The president is facing increasing pressure in Washington, where a special counsel is investigating how classified documents turned up in his home and a former office, and a Republican-controlled House is investigating everything from the administration’s immigration procedures at the U.S.-Mexico border to the overseas ties of the president’s son Hunter.
That’s made some top Democrats anxious to see Biden stay on the political offensive.
“The president is trying to solve the problems of the nation on infrastructure, on microchips, on gun safety, on health care, and I think he’s going to talk about doing that,” said Randi Weingarten, a DNC member and president of the American Federation of Teachers. “And then also compare (that) to the GOP, which seems to be on a revenge agenda.”

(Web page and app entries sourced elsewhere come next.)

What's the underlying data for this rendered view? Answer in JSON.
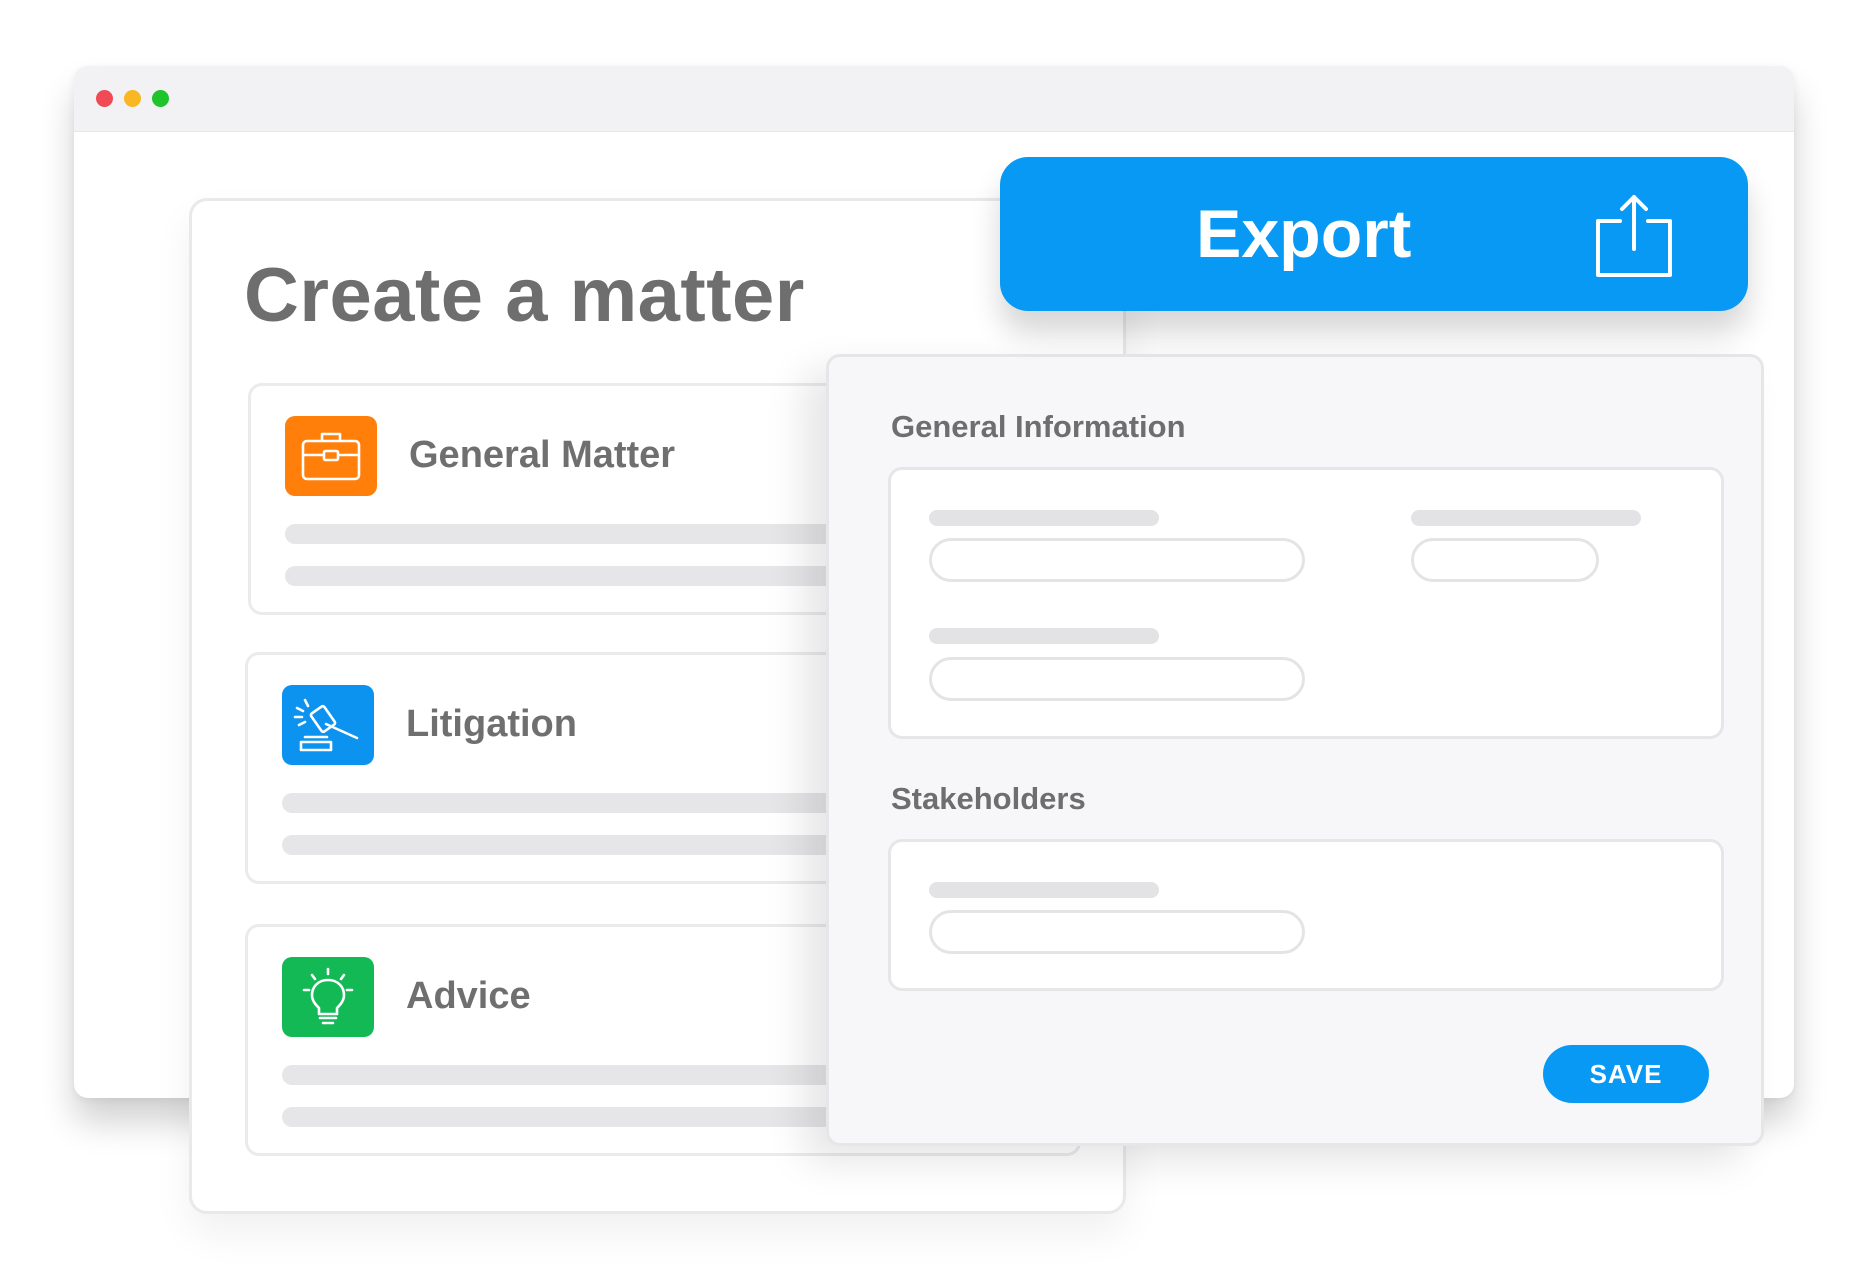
{
  "window": {
    "controls": [
      "close",
      "minimize",
      "maximize"
    ]
  },
  "matter": {
    "title": "Create a matter",
    "types": [
      {
        "label": "General Matter",
        "icon": "briefcase-icon",
        "color": "#ff7f0a"
      },
      {
        "label": "Litigation",
        "icon": "gavel-icon",
        "color": "#0b93ef"
      },
      {
        "label": "Advice",
        "icon": "lightbulb-icon",
        "color": "#13b954"
      }
    ]
  },
  "export": {
    "label": "Export",
    "icon": "share-export-icon"
  },
  "form": {
    "general_information_title": "General Information",
    "stakeholders_title": "Stakeholders",
    "save_label": "SAVE"
  },
  "colors": {
    "accent": "#0899f5",
    "text": "#6e6e6e",
    "placeholder": "#e4e4e6"
  }
}
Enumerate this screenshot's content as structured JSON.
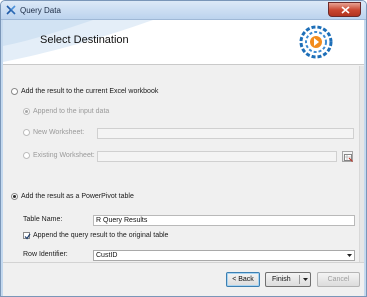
{
  "window": {
    "title": "Query Data"
  },
  "header": {
    "title": "Select Destination"
  },
  "options": {
    "excel_radio_label": "Add the result to the current Excel workbook",
    "append_label": "Append to the input data",
    "new_ws_label": "New Worksheet:",
    "new_ws_value": "",
    "existing_ws_label": "Existing Worksheet:",
    "existing_ws_value": "",
    "powerpivot_radio_label": "Add the result as a PowerPivot table",
    "table_name_label": "Table Name:",
    "table_name_value": "R Query Results",
    "append_query_label": "Append the query result to the original table",
    "row_identifier_label": "Row Identifier:",
    "row_identifier_value": "CustID"
  },
  "footer": {
    "back_label": "< Back",
    "finish_label": "Finish",
    "cancel_label": "Cancel"
  },
  "colors": {
    "accent": "#1e6fb8",
    "title_bar": "#c4d9ef",
    "close": "#c9462f",
    "logo_orange": "#f28c1e"
  }
}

Biden’s speech comes the day before the DNC is set to approve an overhauled presidential primary calendar starting next year that would replace Iowa with South Carolina in the leadoff spot. New Hampshire and Nevada would go second, followed by Georgia and Michigan — a change the president has championed to ensure that voters of color have more influence deciding the party’s White House nominee.
The new calendar would be largely moot if Biden runs again, since party elders won’t want to oversee a drawn-out primary against him. The president is addressing the Democrats as the party has been solidly unified in its opposition to the new Republican-controlled House and with no major Democratic challenger thought to be preparing to run against him.
Biden’s expected announcement of a reelection campaign is still likely weeks away. But Biden’s advisers have been preparing for one for months, making staffing arrangements and readying lines of political attacks against Republicans seen as early presidential front-runners, including Trump, who launched his campaign in November, and Florida Gov. Ron DeSantis.
Alan Clendenin, a DNC member from Florida, said Biden has strengthened the economy, reestablished U.S. global standing and promoted inclusive values — the opposite of what Trump and DeSantis stand for.
“They predicted gloom and doom. He’s proved them all wrong,” said Clendenin, who kicked off a DNC Southern caucus meeting by noting that Florida has begun lagging behind other states in key policy areas and joking of its governor, “That’s what happened when you’re led by the devil.”
Biden repeatedly denounced “extreme MAGA Republicans” as a threat to the nation’s democracy in the runup to last fall’s midterm elections, when his party pulled off a stronger-than-expected showing. The president has since worked to portray today’s GOP as beholden as ever to Trump, saying at the New York fundraiser, “You’d think that what would happen is that there would be a little bit, as we Catholics say, (of) an epiphany.”
“Well, instead, it’s been the exact opposite,” Biden said. “They’ve just doubled down.”
The president will have a harder time campaigning on future legislative accomplishments now that the GOP controls the House. A coming fight over extending the nation’s legal debt ceiling may only harden partisan clashes.
Republican House Speaker Kevin McCarthy said he and the White House would continue talking about ways to avoid a debt limit crisis. But, referring to federal spending, McCarthy said, “The current path we’re on we cannot sustain.”
Biden has also suggested that simply bashing Republicans won’t be enough, noting that Democrats have seen their support among Americans without a college degree decline “because a lot of people think we left them behind.”
Weingarten, whose union represents 1.7 million members, said “there’s a lot of grievance in the country about the loss of good union jobs” but Biden had solidified pension funds, promoted union membership and helped reduce costs for low income families.
“Regardless of what has happened in the past,” she said “I would say that Joe Biden is a working person’s president.”